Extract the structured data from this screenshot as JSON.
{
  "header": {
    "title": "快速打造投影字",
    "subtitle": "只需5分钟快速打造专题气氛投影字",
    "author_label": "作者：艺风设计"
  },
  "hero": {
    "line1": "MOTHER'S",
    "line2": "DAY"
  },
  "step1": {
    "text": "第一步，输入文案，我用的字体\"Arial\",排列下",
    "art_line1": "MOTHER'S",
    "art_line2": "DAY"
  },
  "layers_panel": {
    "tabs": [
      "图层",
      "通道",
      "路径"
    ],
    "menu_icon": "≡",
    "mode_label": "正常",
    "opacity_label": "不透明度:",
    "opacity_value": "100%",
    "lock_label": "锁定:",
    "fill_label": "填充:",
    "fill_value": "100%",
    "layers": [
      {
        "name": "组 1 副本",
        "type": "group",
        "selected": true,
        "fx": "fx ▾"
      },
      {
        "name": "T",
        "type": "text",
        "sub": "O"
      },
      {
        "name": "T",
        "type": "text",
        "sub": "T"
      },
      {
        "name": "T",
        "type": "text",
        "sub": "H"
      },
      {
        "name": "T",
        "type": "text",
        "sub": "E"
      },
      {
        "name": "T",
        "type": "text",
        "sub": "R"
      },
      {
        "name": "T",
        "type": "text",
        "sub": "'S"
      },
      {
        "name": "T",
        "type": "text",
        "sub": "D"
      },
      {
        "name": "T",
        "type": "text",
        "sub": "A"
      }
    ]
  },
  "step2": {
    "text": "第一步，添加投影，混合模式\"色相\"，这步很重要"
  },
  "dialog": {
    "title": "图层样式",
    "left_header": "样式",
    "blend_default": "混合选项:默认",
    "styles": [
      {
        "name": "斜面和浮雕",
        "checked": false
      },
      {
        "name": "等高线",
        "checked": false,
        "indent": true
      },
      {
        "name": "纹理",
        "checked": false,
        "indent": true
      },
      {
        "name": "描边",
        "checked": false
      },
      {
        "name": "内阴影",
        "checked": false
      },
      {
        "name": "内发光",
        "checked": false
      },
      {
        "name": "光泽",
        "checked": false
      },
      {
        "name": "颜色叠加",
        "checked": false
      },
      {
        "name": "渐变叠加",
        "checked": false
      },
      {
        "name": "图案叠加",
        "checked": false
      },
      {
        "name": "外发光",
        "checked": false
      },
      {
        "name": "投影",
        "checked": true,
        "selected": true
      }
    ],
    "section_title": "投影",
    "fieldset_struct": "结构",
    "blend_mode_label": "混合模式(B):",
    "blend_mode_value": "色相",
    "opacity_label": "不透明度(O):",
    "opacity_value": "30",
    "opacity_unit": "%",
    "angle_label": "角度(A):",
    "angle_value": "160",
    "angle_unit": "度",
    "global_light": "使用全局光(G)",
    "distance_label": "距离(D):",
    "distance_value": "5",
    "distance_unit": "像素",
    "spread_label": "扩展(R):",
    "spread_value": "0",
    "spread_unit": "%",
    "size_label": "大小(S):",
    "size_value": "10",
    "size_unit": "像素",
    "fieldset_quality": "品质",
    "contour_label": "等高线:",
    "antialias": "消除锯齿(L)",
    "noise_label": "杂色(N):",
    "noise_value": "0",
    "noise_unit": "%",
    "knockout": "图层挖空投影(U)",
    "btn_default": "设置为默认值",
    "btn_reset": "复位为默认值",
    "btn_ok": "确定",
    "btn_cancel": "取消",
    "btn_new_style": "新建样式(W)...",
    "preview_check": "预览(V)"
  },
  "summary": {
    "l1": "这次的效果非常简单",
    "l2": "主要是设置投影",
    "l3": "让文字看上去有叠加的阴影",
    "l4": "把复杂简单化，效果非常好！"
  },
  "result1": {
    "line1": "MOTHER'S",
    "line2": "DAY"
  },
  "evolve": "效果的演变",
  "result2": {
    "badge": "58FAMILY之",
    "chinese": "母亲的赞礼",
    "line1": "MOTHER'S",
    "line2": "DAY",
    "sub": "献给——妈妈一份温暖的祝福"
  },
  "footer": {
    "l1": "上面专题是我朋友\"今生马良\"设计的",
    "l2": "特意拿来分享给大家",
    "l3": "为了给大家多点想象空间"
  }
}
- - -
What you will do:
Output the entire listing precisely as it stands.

Your response:
Extract the structured data from this screenshot as JSON.
{
  "header": {
    "title": "快速打造投影字",
    "subtitle": "只需5分钟快速打造专题气氛投影字",
    "author_label": "作者：艺风设计"
  },
  "hero": {
    "line1": "MOTHER'S",
    "line2": "DAY"
  },
  "step1": {
    "text": "第一步，输入文案，我用的字体\"Arial\",排列下",
    "art_line1": "MOTHER'S",
    "art_line2": "DAY"
  },
  "layers_panel": {
    "tabs": [
      "图层",
      "通道",
      "路径"
    ],
    "menu_icon": "≡",
    "mode_label": "正常",
    "opacity_label": "不透明度:",
    "opacity_value": "100%",
    "lock_label": "锁定:",
    "fill_label": "填充:",
    "fill_value": "100%",
    "layers": [
      {
        "name": "组 1 副本",
        "type": "group",
        "selected": true,
        "fx": "fx ▾"
      },
      {
        "name": "T",
        "type": "text",
        "sub": "O"
      },
      {
        "name": "T",
        "type": "text",
        "sub": "T"
      },
      {
        "name": "T",
        "type": "text",
        "sub": "H"
      },
      {
        "name": "T",
        "type": "text",
        "sub": "E"
      },
      {
        "name": "T",
        "type": "text",
        "sub": "R"
      },
      {
        "name": "T",
        "type": "text",
        "sub": "'S"
      },
      {
        "name": "T",
        "type": "text",
        "sub": "D"
      },
      {
        "name": "T",
        "type": "text",
        "sub": "A"
      }
    ]
  },
  "step2": {
    "text": "第一步，添加投影，混合模式\"色相\"，这步很重要"
  },
  "dialog": {
    "title": "图层样式",
    "left_header": "样式",
    "blend_default": "混合选项:默认",
    "styles": [
      {
        "name": "斜面和浮雕",
        "checked": false
      },
      {
        "name": "等高线",
        "checked": false,
        "indent": true
      },
      {
        "name": "纹理",
        "checked": false,
        "indent": true
      },
      {
        "name": "描边",
        "checked": false
      },
      {
        "name": "内阴影",
        "checked": false
      },
      {
        "name": "内发光",
        "checked": false
      },
      {
        "name": "光泽",
        "checked": false
      },
      {
        "name": "颜色叠加",
        "checked": false
      },
      {
        "name": "渐变叠加",
        "checked": false
      },
      {
        "name": "图案叠加",
        "checked": false
      },
      {
        "name": "外发光",
        "checked": false
      },
      {
        "name": "投影",
        "checked": true,
        "selected": true
      }
    ],
    "section_title": "投影",
    "fieldset_struct": "结构",
    "blend_mode_label": "混合模式(B):",
    "blend_mode_value": "色相",
    "opacity_label": "不透明度(O):",
    "opacity_value": "30",
    "opacity_unit": "%",
    "angle_label": "角度(A):",
    "angle_value": "160",
    "angle_unit": "度",
    "global_light": "使用全局光(G)",
    "distance_label": "距离(D):",
    "distance_value": "5",
    "distance_unit": "像素",
    "spread_label": "扩展(R):",
    "spread_value": "0",
    "spread_unit": "%",
    "size_label": "大小(S):",
    "size_value": "10",
    "size_unit": "像素",
    "fieldset_quality": "品质",
    "contour_label": "等高线:",
    "antialias": "消除锯齿(L)",
    "noise_label": "杂色(N):",
    "noise_value": "0",
    "noise_unit": "%",
    "knockout": "图层挖空投影(U)",
    "btn_default": "设置为默认值",
    "btn_reset": "复位为默认值",
    "btn_ok": "确定",
    "btn_cancel": "取消",
    "btn_new_style": "新建样式(W)...",
    "preview_check": "预览(V)"
  },
  "summary": {
    "l1": "这次的效果非常简单",
    "l2": "主要是设置投影",
    "l3": "让文字看上去有叠加的阴影",
    "l4": "把复杂简单化，效果非常好！"
  },
  "result1": {
    "line1": "MOTHER'S",
    "line2": "DAY"
  },
  "evolve": "效果的演变",
  "result2": {
    "badge": "58FAMILY之",
    "chinese": "母亲的赞礼",
    "line1": "MOTHER'S",
    "line2": "DAY",
    "sub": "献给——妈妈一份温暖的祝福"
  },
  "footer": {
    "l1": "上面专题是我朋友\"今生马良\"设计的",
    "l2": "特意拿来分享给大家",
    "l3": "为了给大家多点想象空间"
  }
}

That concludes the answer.